[Pictured above are the staff where Ruth worked. In case you’re wondering, she’s at the back in the doorway (left)].
Grace recently gave us ‘Workplace’ as a Creative Writing topic. My thoughts took me back to my early working days as a young, inexperienced, Unemployment Benefit Office manager.
The short story which came out is an accurate re-telling. Those were my Mondays and Fridays, and everything else did happen in between them.
I was struck by how much things have changed since the strike-filled late seventies. And yet so much is still with us, not least unemployment. I wonder though, how many of our grandchildren would put up with these working conditions?
We must all have experienced workplaces, which then seemed ‘the norm’, but looking back were strange, antiquated, or just plain fun. I, for one, would love to hear about them.
The UBO Manager
Monday, and I’m going unwillingly to work. Finding a space for the car along the crowded street of overcrowded terraced houses. Wafts of spices rolling out of each doorway and curling around me.
Just another Monday, to be spent in the long Victorian factory building ahead of me. Tall, multi-paned windows lining the walls of the old Gun Testing, now Signing, Hall. The lower panes glinting ominously through jagged, stone hefted, edges.
Inside, the staff are huddled, debating their approach to Management. Me. Their desks and chairs covered in sharp, glass splinters. I promise to make another forceful request for window grills. They agree to sweep up and work. I call the window repair team. By the time the morning tea trolley comes around everyone is settled again.
Tuesday, and the weekly Police report is with me. Again, they recommend window grills. They can’t stop kids from collecting stones off the next-door railway line and lobbing them at our windows. I attach it to the quotes for fixing grills at the window and show, again, that this would pay for itself within three months, over the weekly window glass replacement.
[Pictured above is the building we worked in, prior to its demolition.]
In the afternoon, signing over, I hold another all-staff meeting about the new office being built for us. They are a close community and not that impressed by being split up between the new, modern, offices. Worse it will mean the loss of hot meals in the canteen, and of the pool table. One of their requests is for soft toilet paper instead of medicated hard, scratchy Izal. That’s one thing I can agree as I’ll finally have a devolved budget.
Wednesday, it’s a signing day and we’ve had a jumper. An over the counter jumper. Frank and Chas force him back, but I send Jasminder home for the day. Another police report to file. There’s not a lot I can do as the staff refuse to have counter barriers installed. They care about their clientele and think screens would make it harder to communicate and defuse situations.
Then I get a message that William S insists on seeing the Manager. His Giro isn’t in. Well, there was a good reason for that. I agree to see him, but he has a violent history and it’s the era before panic buttons. I ask a male manager to sit in the adjoining room. After I’ve listened to William, as knowing you’ve been listened to is a great calmer, I send him off to get his benefit claim in order. Exactly as the section supervisor had already explained he’d have to. I go next door to thank my colleague, to find that he’d gone to lunch a good while back. I’m so glad I hadn’t realised that!
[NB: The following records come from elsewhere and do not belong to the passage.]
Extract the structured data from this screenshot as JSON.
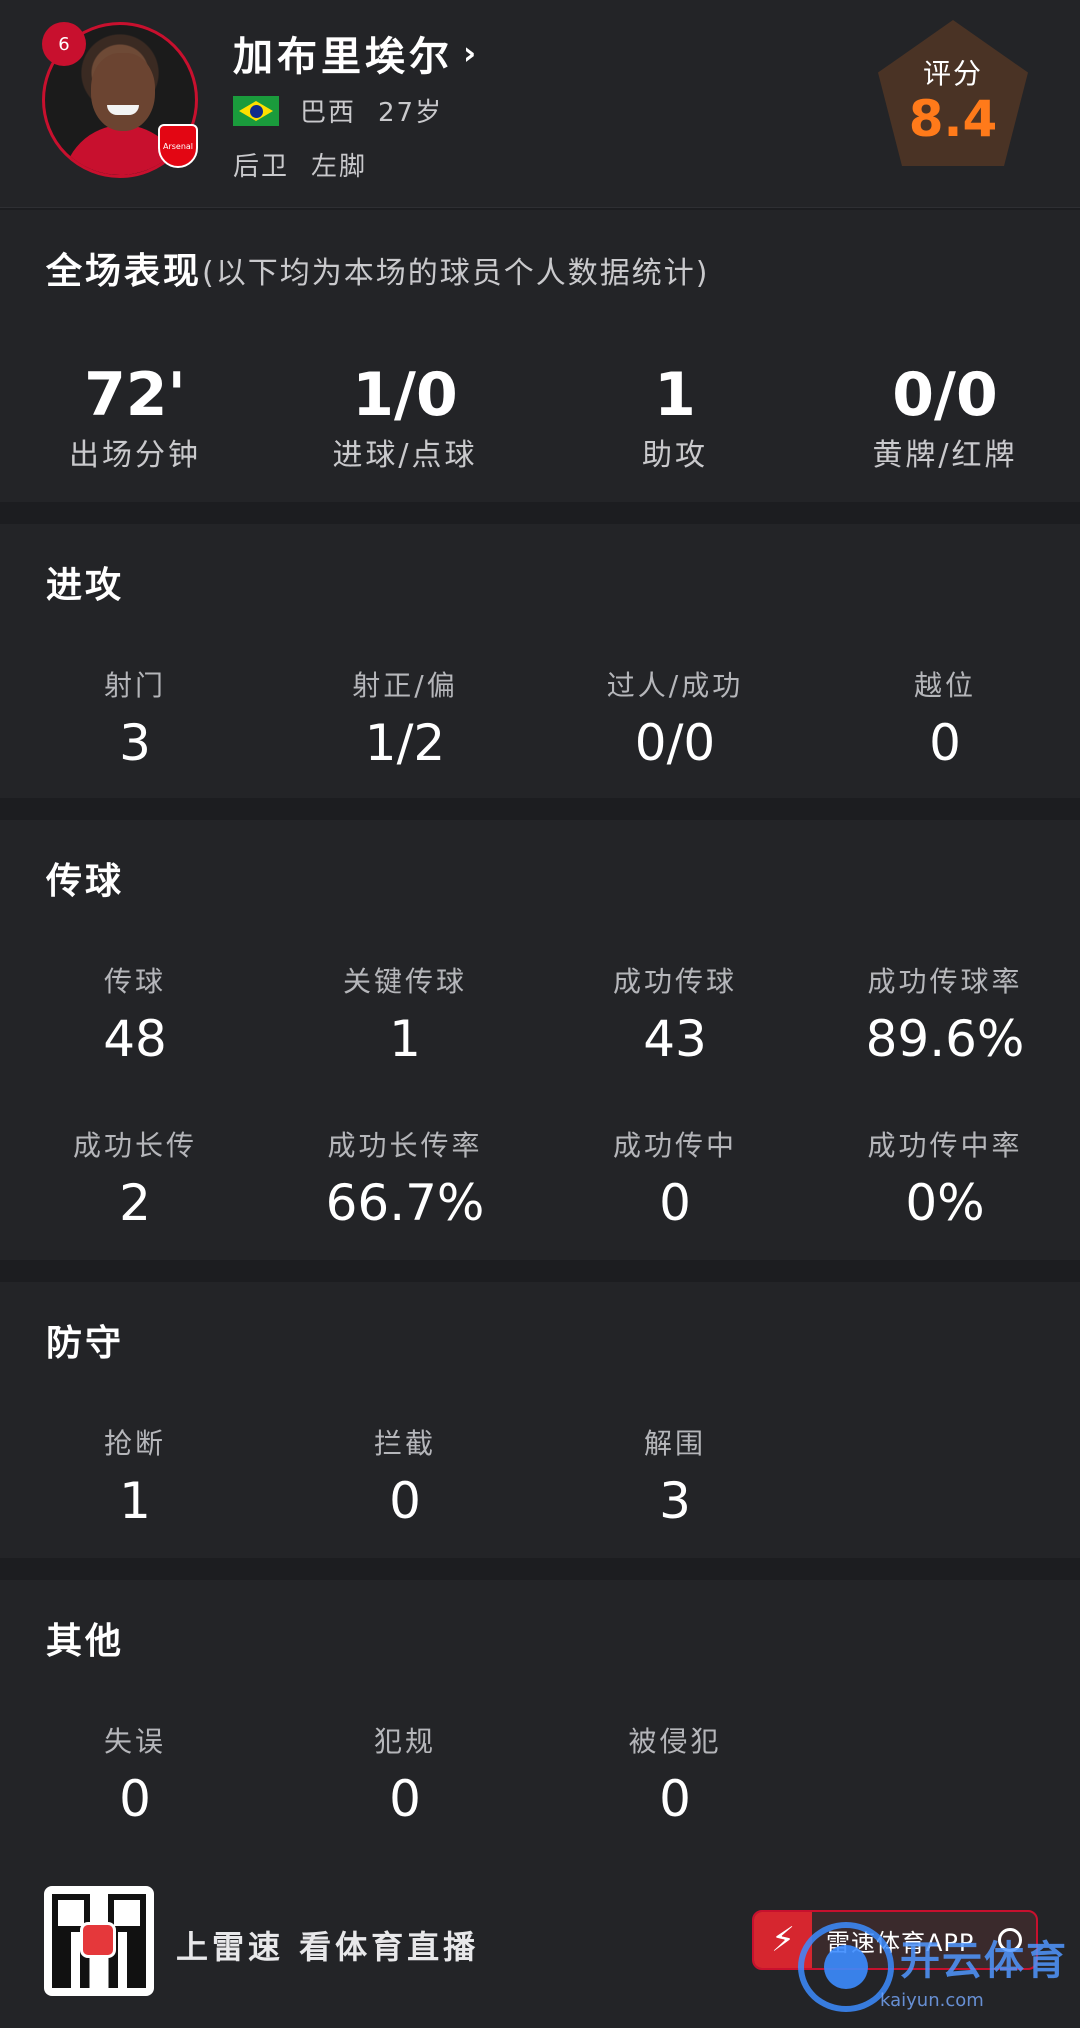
{
  "player": {
    "number": "6",
    "name": "加布里埃尔",
    "nationality": "巴西",
    "age": "27岁",
    "position": "后卫",
    "foot": "左脚",
    "club_badge_text": "Arsenal"
  },
  "rating": {
    "label": "评分",
    "value": "8.4",
    "color": "#ff7a1a"
  },
  "overall": {
    "title": "全场表现",
    "subtitle": "(以下均为本场的球员个人数据统计)",
    "stats": [
      {
        "value": "72'",
        "label": "出场分钟"
      },
      {
        "value": "1/0",
        "label": "进球/点球"
      },
      {
        "value": "1",
        "label": "助攻"
      },
      {
        "value": "0/0",
        "label": "黄牌/红牌"
      }
    ]
  },
  "attack": {
    "title": "进攻",
    "stats": [
      {
        "label": "射门",
        "value": "3"
      },
      {
        "label": "射正/偏",
        "value": "1/2"
      },
      {
        "label": "过人/成功",
        "value": "0/0"
      },
      {
        "label": "越位",
        "value": "0"
      }
    ]
  },
  "passing": {
    "title": "传球",
    "stats": [
      {
        "label": "传球",
        "value": "48"
      },
      {
        "label": "关键传球",
        "value": "1"
      },
      {
        "label": "成功传球",
        "value": "43"
      },
      {
        "label": "成功传球率",
        "value": "89.6%"
      },
      {
        "label": "成功长传",
        "value": "2"
      },
      {
        "label": "成功长传率",
        "value": "66.7%"
      },
      {
        "label": "成功传中",
        "value": "0"
      },
      {
        "label": "成功传中率",
        "value": "0%"
      }
    ]
  },
  "defense": {
    "title": "防守",
    "stats": [
      {
        "label": "抢断",
        "value": "1"
      },
      {
        "label": "拦截",
        "value": "0"
      },
      {
        "label": "解围",
        "value": "3"
      }
    ]
  },
  "other": {
    "title": "其他",
    "stats": [
      {
        "label": "失误",
        "value": "0"
      },
      {
        "label": "犯规",
        "value": "0"
      },
      {
        "label": "被侵犯",
        "value": "0"
      }
    ]
  },
  "footer": {
    "slogan": "上雷速 看体育直播",
    "app_button": "雷速体育APP",
    "watermark": "开云体育",
    "watermark_sub": "kaiyun.com"
  }
}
Thursday, and the Thursday signers swarm in. There’s another jumper which makes the girls scream. But this one has six or is it eight legs? I call in the pest people for another flea fumigation. They’re running at one a month now.
The light-hearted part of the day is the annual fire extinguisher testing. The lucky few in the ballot get the fun of extinguishing the backyard (if only we could) while everyone else looks on.
Friday, and my steps drag their way into work. Yes, it’s Friday. The demolition men next door have gone through the water pipe again. Strange how it’s always on a Friday. By 9am the Shop Steward is in my office. If I can’t get the toilets flushing by 10am it’s ‘everybody out’. Red Robbo has a lot to answer for, he trained my Shop Steward. It’s on the phone to the Water Board. Today I would have had them on speed dial, but these were the days of the massive plug in switchboard with its operator, in a room of its own and taking up an entire wall. The repair scrapes in just before the deadline.
Friday, and the Regional Office reply is back. No capital works. No window grills. The building will be demolished in three months. Not even though it would save money and make for happier, less embattled staff!
The weekend. Respite. Rest and recover, for on Monday it starts all over again.
Perhaps I could launch the wrecking ball.
Has Ruth’s story reminded you of any particularly memorable work experiences from years gone by? Share them below or submit your own story to us at: firstname.lastname@example.org.